As of Tuesday, there were more than 1,500 confirmed cases in countries without the disease, bringing Portugal to 231 – remaining the country with the highest number of confirmed cases per population.
As for the vaccine strategy, which has not yet been demonstrated by Portugal, the WHO recommends dose management of second- or third -generation vaccines in relation to confirmed or suspected cases – up to four days later ‘ communication (or up to 14 days if no symptoms. development).).
In these cases, the level of risk does not vary by type of relationship. The WHO has noted that people at high or moderate risk should get the vaccine after an outbreak. Average contact involves being close to the same physical space without wearing appropriate protective equipment. High-risk contact means the spraying of water or dust from a contaminated area, direct physical contact, sexual intercourse or intercourse with contaminated equipment (such as towels, objects or clothing).
In the case of health workers or VMPX diagnostic laboratories, the vaccine is recommended as a preventive measure for all those at risk of contracting the disease. The WHO said that people “at risk of this epidemic are clinicians and laboratory staff who work with this family of viruses or do tests for the disease.”
In relation to confirmed or suspected cases, there are a priority group of VMPX vaccines: children, pregnant women and immunocompromised individuals. These at-risk groups, as defined by the WHO, are at greater risk of contracting the disease than the rest of the population. However, however, a preventive vaccine is not recommended in these cases – after contact with the same case.

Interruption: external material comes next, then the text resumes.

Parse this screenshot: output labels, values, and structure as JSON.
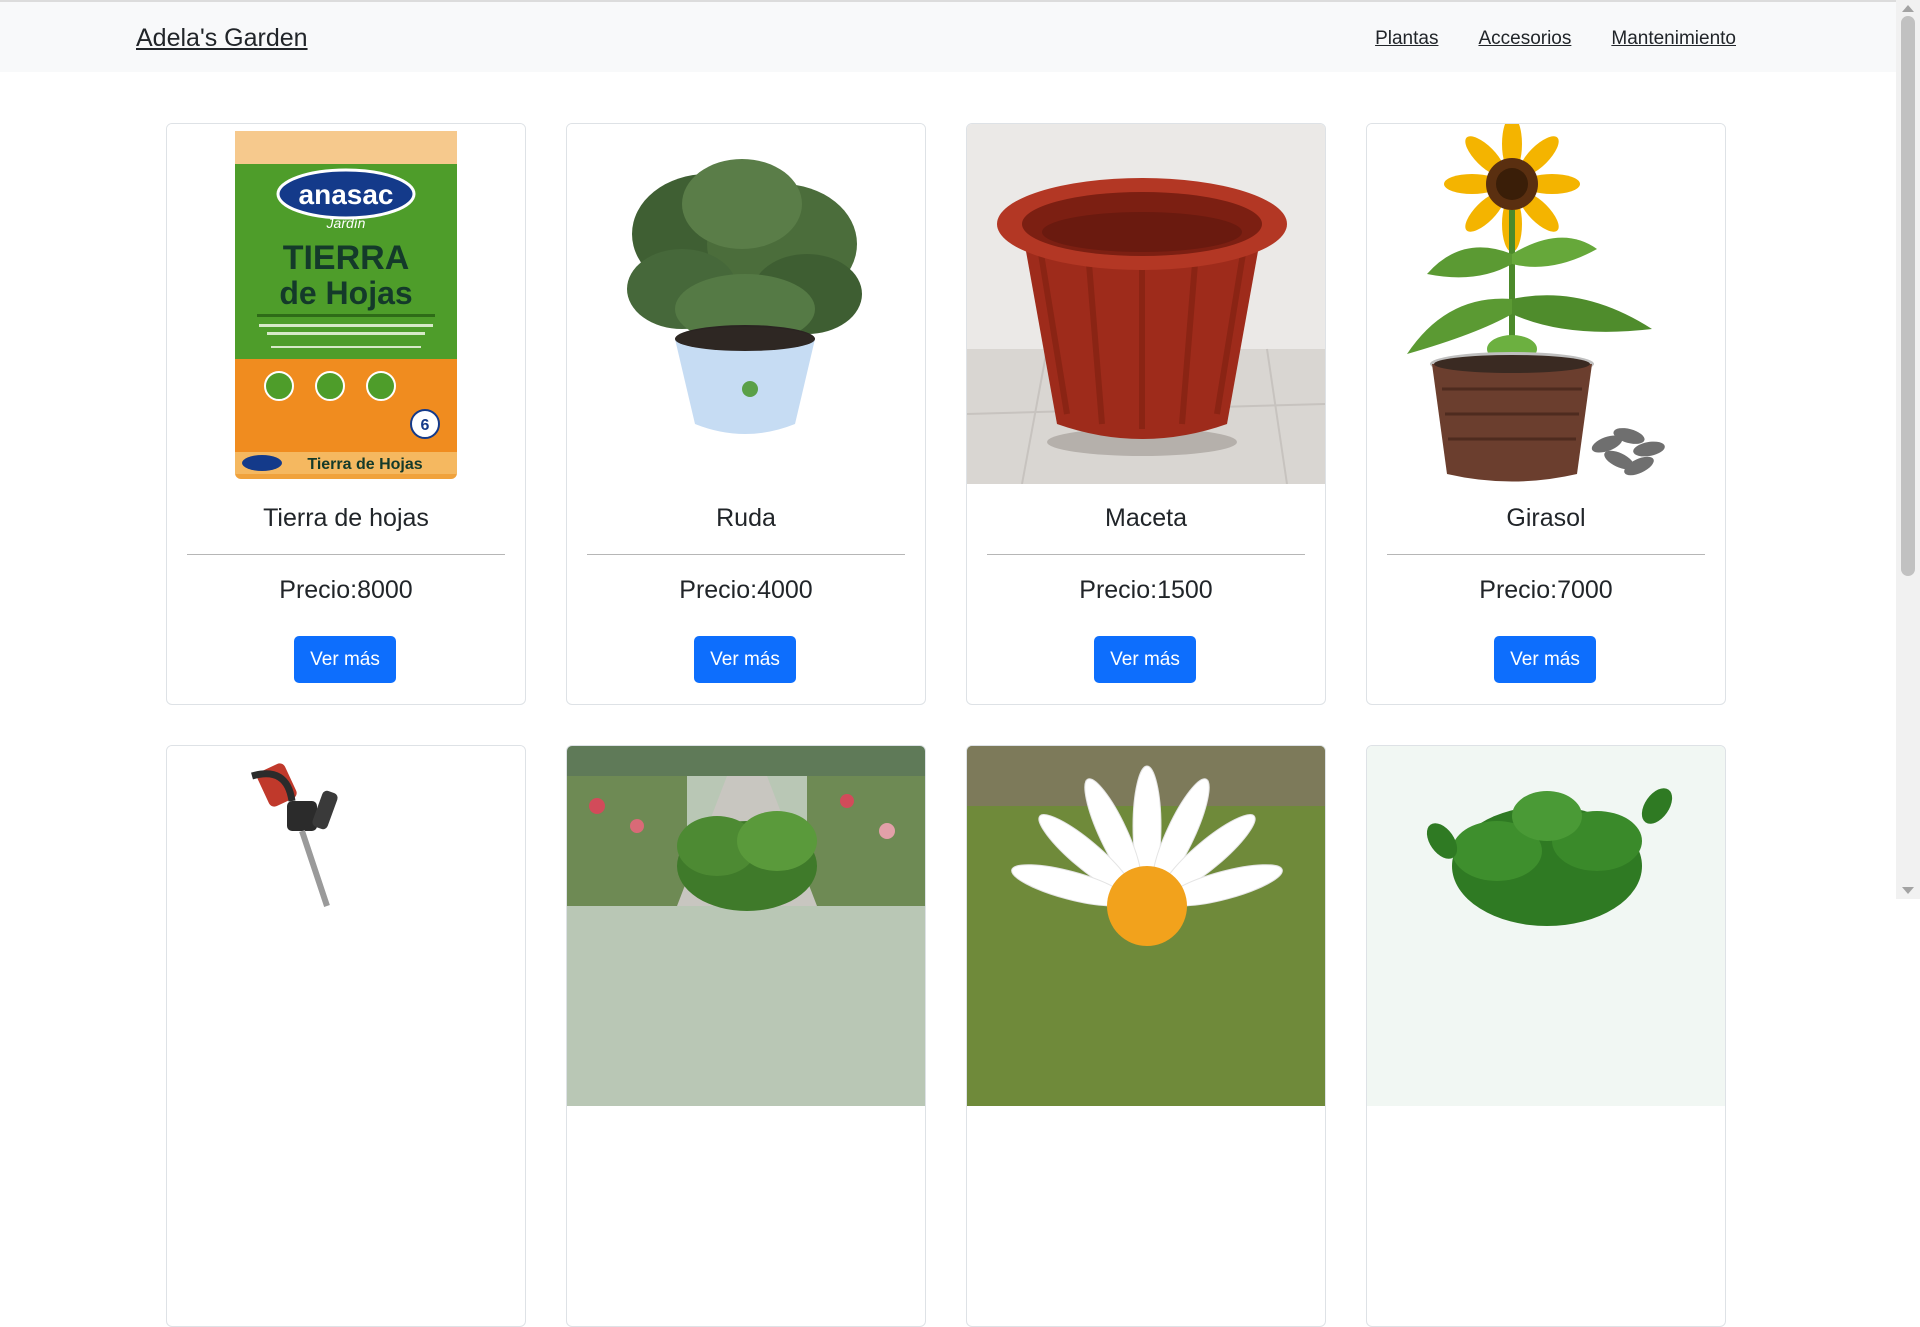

The day after the first case of VMPX was announced in Portugal, the European Centers for Disease Control had already acknowledged the potential of vaccination against more risky infections, a strategy also proposed by the WHO (and expanded). Unlike the Director General of Health, national authorities in other European countries have already recommended recommendations for the VMPX vaccine, and Canada, Spain, the United States, France or the United Kingdom have already begun prescribing doses to ‘dangerous and professional relationships. health.